Summer turf stress increases chance of Anthracnose
As grass plants have experienced extreme droughts this summer greenkeepers are reminded to act now before disease onset this autumn.
Dr Colin Mumford, Bayer technical manager, explains that stressed turf is more likely to be affected by diseases such as Anthracnose, foliar blight and Anthracnose basal rot.
"Grass swards are struggling to recover following this summer's extreme weather conditions, making them more susceptible to disease. If weather conditions are cool and damp going forward you'll be more likely to see disease outbreaks," he says.
"Anthracnose is known as a low nitrogen disease so it's essential to monitor plant nutrition regularly to keep your grass plant in the best condition. You can do this by looking at grass clippings when mowing greens or taking soil or tissue samples and applying correct nutrients if required.
"However, if conducive weather conditions prevail, I'd advise greenkeepers to treat turf preventatively to stop disease from establishing, using a dual action fungicide such as Dedicate (tebuconazole and trifloxystrobin).
"As well as helping to reduce the impact of scarring, treating turf preventatively will minimise the effect of Anthracnose, in turn leaving you with a healthier grass plant that's able to withstand other disease stresses like Microdochium Patch," says Colin.
Following the loss of iprodione, Colin recommends that greenkeepers use an integrated approach to combat disease.
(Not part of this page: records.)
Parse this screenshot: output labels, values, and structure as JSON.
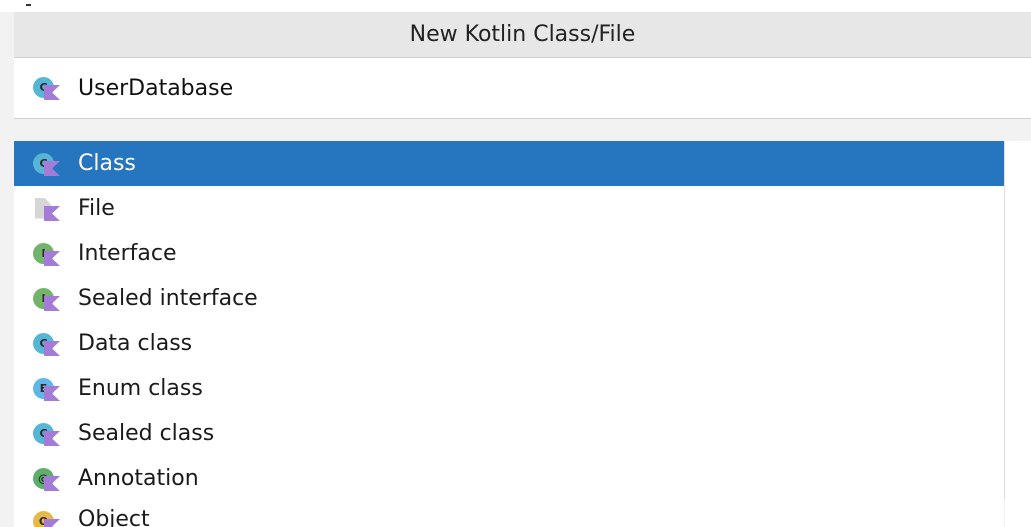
{
  "dialog": {
    "title": "New Kotlin Class/File",
    "name_value": "UserDatabase",
    "name_icon": "kotlin-class-icon"
  },
  "colors": {
    "selection": "#2675bf",
    "class_badge": "#56b6d6",
    "interface_badge": "#74b36b",
    "enum_badge": "#5fb7e8",
    "annotation_badge": "#5cae6a",
    "object_badge": "#e6b94a",
    "kotlin_accent": "#a57bd8"
  },
  "items": [
    {
      "label": "Class",
      "icon": "kotlin-class-icon",
      "letter": "C",
      "selected": true
    },
    {
      "label": "File",
      "icon": "kotlin-file-icon",
      "letter": "",
      "selected": false
    },
    {
      "label": "Interface",
      "icon": "kotlin-interface-icon",
      "letter": "I",
      "selected": false
    },
    {
      "label": "Sealed interface",
      "icon": "kotlin-interface-icon",
      "letter": "I",
      "selected": false
    },
    {
      "label": "Data class",
      "icon": "kotlin-class-icon",
      "letter": "C",
      "selected": false
    },
    {
      "label": "Enum class",
      "icon": "kotlin-enum-icon",
      "letter": "E",
      "selected": false
    },
    {
      "label": "Sealed class",
      "icon": "kotlin-class-icon",
      "letter": "C",
      "selected": false
    },
    {
      "label": "Annotation",
      "icon": "kotlin-annotation-icon",
      "letter": "@",
      "selected": false
    },
    {
      "label": "Object",
      "icon": "kotlin-object-icon",
      "letter": "O",
      "selected": false
    }
  ]
}
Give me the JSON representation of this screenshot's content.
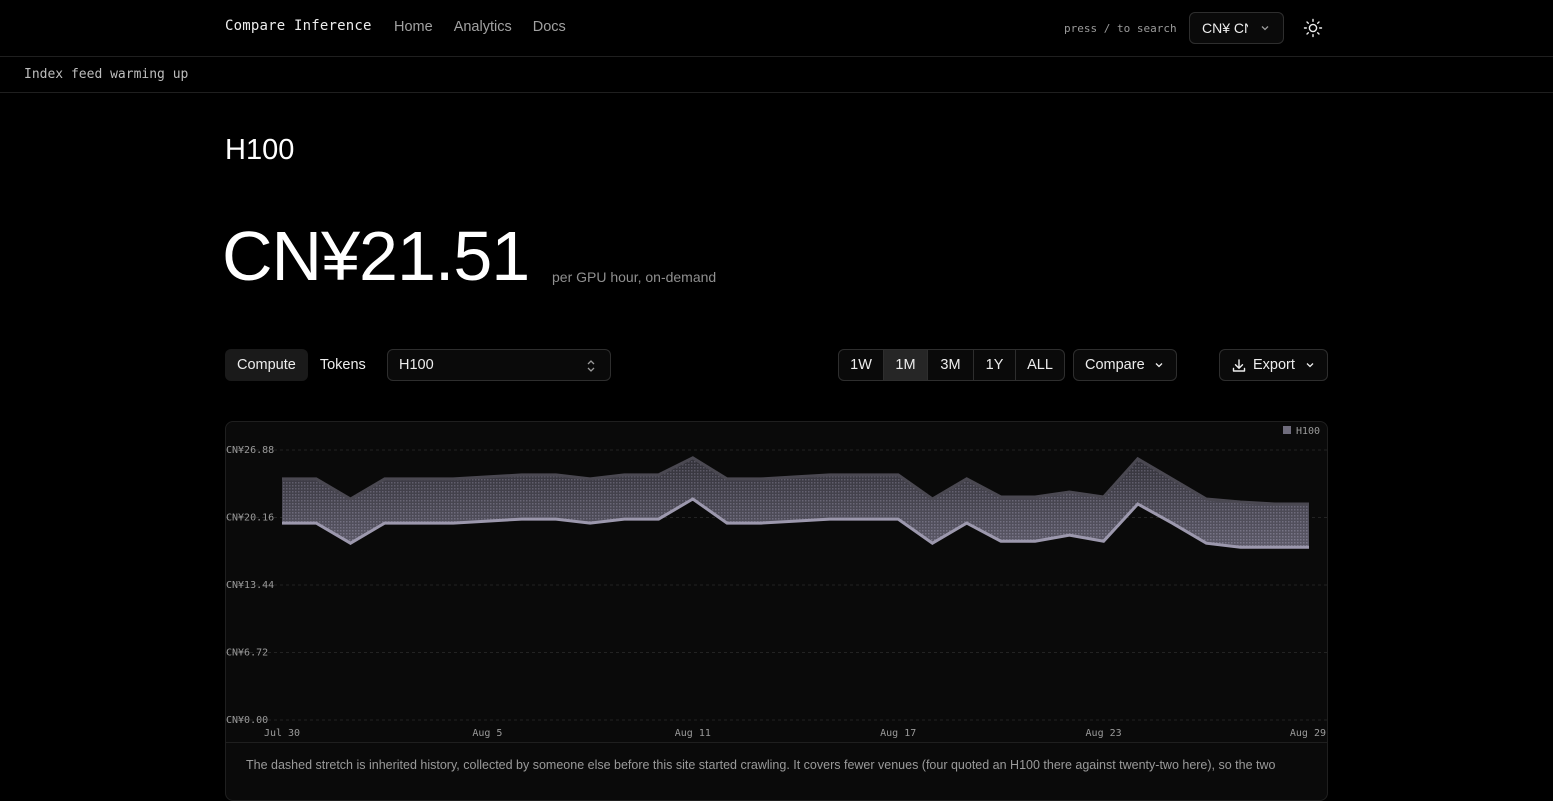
{
  "nav": {
    "brand": "Compare Inference",
    "links": [
      "Home",
      "Analytics",
      "Docs"
    ],
    "search_hint": "press / to search",
    "currency": "CN¥ CNY"
  },
  "banner": {
    "text": "Index feed warming up"
  },
  "page": {
    "title": "H100",
    "price": "CN¥21.51",
    "price_sub": "per GPU hour, on-demand"
  },
  "controls": {
    "kind_tabs": [
      {
        "label": "Compute",
        "active": true
      },
      {
        "label": "Tokens",
        "active": false
      }
    ],
    "model_select": "H100",
    "ranges": [
      {
        "label": "1W",
        "active": false
      },
      {
        "label": "1M",
        "active": true
      },
      {
        "label": "3M",
        "active": false
      },
      {
        "label": "1Y",
        "active": false
      },
      {
        "label": "ALL",
        "active": false
      }
    ],
    "compare_label": "Compare",
    "export_label": "Export"
  },
  "chart_data": {
    "type": "area",
    "legend": [
      "H100"
    ],
    "legend_position": "top-right",
    "y_ticks": [
      "CN¥0.00",
      "CN¥6.72",
      "CN¥13.44",
      "CN¥20.16",
      "CN¥26.88"
    ],
    "ylim": [
      0,
      26.88
    ],
    "x_ticks": [
      "Jul 30",
      "Aug 5",
      "Aug 11",
      "Aug 17",
      "Aug 23",
      "Aug 29"
    ],
    "grid": true,
    "series": [
      {
        "name": "H100",
        "x": [
          0,
          1,
          2,
          3,
          4,
          5,
          6,
          7,
          8,
          9,
          10,
          11,
          12,
          13,
          14,
          15,
          16,
          17,
          18,
          19,
          20,
          21,
          22,
          23,
          24,
          25,
          26,
          27,
          28,
          29,
          30
        ],
        "high": [
          24.0,
          24.0,
          22.0,
          24.0,
          24.0,
          24.0,
          24.2,
          24.4,
          24.4,
          24.0,
          24.4,
          24.4,
          26.1,
          24.0,
          24.0,
          24.2,
          24.4,
          24.4,
          24.4,
          22.0,
          24.0,
          22.2,
          22.2,
          22.7,
          22.2,
          26.0,
          24.0,
          22.0,
          21.7,
          21.5,
          21.5
        ],
        "low": [
          19.6,
          19.6,
          17.6,
          19.6,
          19.6,
          19.6,
          19.8,
          20.0,
          20.0,
          19.6,
          20.0,
          20.0,
          22.0,
          19.6,
          19.6,
          19.8,
          20.0,
          20.0,
          20.0,
          17.6,
          19.6,
          17.8,
          17.8,
          18.4,
          17.8,
          21.5,
          19.6,
          17.6,
          17.2,
          17.2,
          17.2
        ]
      }
    ]
  },
  "chart_note": "The dashed stretch is inherited history, collected by someone else before this site started crawling. It covers fewer venues (four quoted an H100 there against twenty-two here), so the two"
}
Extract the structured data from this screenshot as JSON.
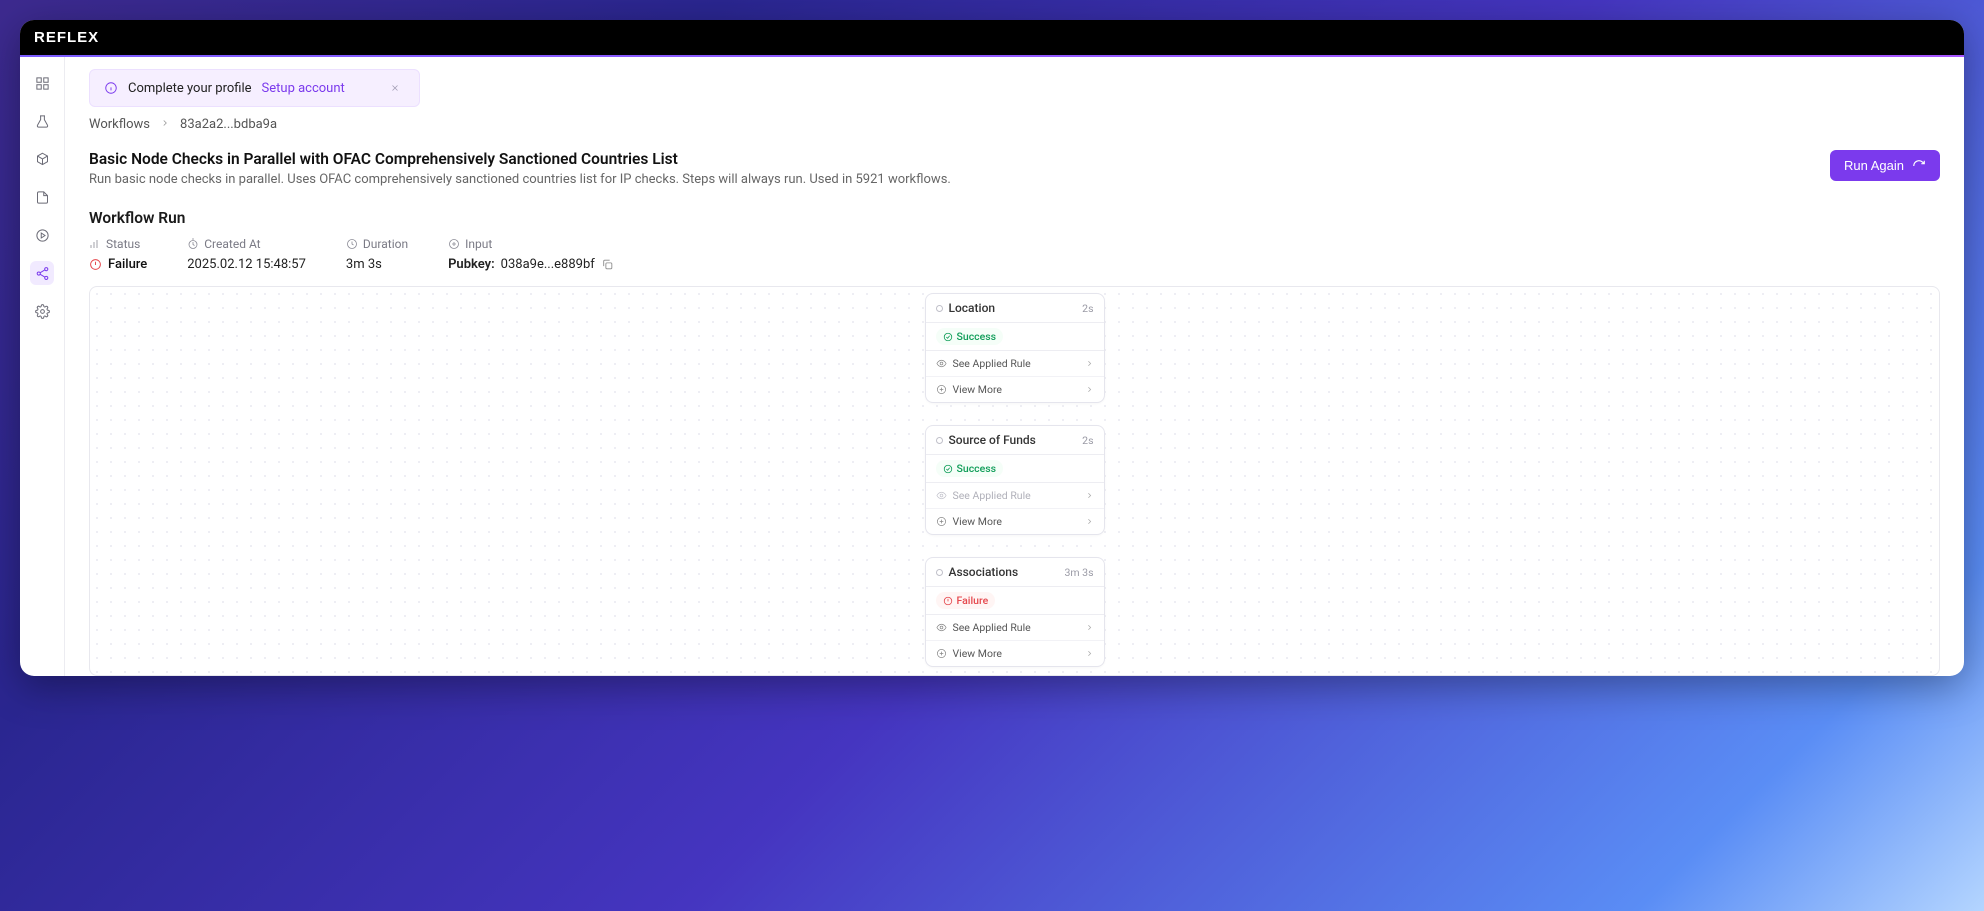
{
  "brand": "REFLEX",
  "banner": {
    "text": "Complete your profile",
    "action": "Setup account"
  },
  "breadcrumbs": {
    "root": "Workflows",
    "id": "83a2a2...bdba9a"
  },
  "header": {
    "title": "Basic Node Checks in Parallel with OFAC Comprehensively Sanctioned Countries List",
    "description": "Run basic node checks in parallel. Uses OFAC comprehensively sanctioned countries list for IP checks. Steps will always run. Used in 5921 workflows.",
    "run_again": "Run Again"
  },
  "section": {
    "title": "Workflow Run"
  },
  "meta": {
    "status_label": "Status",
    "status_value": "Failure",
    "created_label": "Created At",
    "created_value": "2025.02.12 15:48:57",
    "duration_label": "Duration",
    "duration_value": "3m 3s",
    "input_label": "Input",
    "input_key": "Pubkey:",
    "input_value": "038a9e...e889bf"
  },
  "nodes": [
    {
      "title": "Location",
      "time": "2s",
      "status": "Success",
      "status_kind": "success",
      "rule_label": "See Applied Rule",
      "rule_muted": false,
      "more_label": "View More"
    },
    {
      "title": "Source of Funds",
      "time": "2s",
      "status": "Success",
      "status_kind": "success",
      "rule_label": "See Applied Rule",
      "rule_muted": true,
      "more_label": "View More"
    },
    {
      "title": "Associations",
      "time": "3m 3s",
      "status": "Failure",
      "status_kind": "failure",
      "rule_label": "See Applied Rule",
      "rule_muted": false,
      "more_label": "View More"
    }
  ]
}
This should include both cultural and biological controls as well as fungicides if required.
For further information about preventative fungicides speak to one of the Pitchcare technical managers.
Check out Grounds training selection of popular Lantra accredited -Turf Maintenance Courses available as both bespoke courses delivered at your venue HERE
or as an online version which gives you more flexibility HERE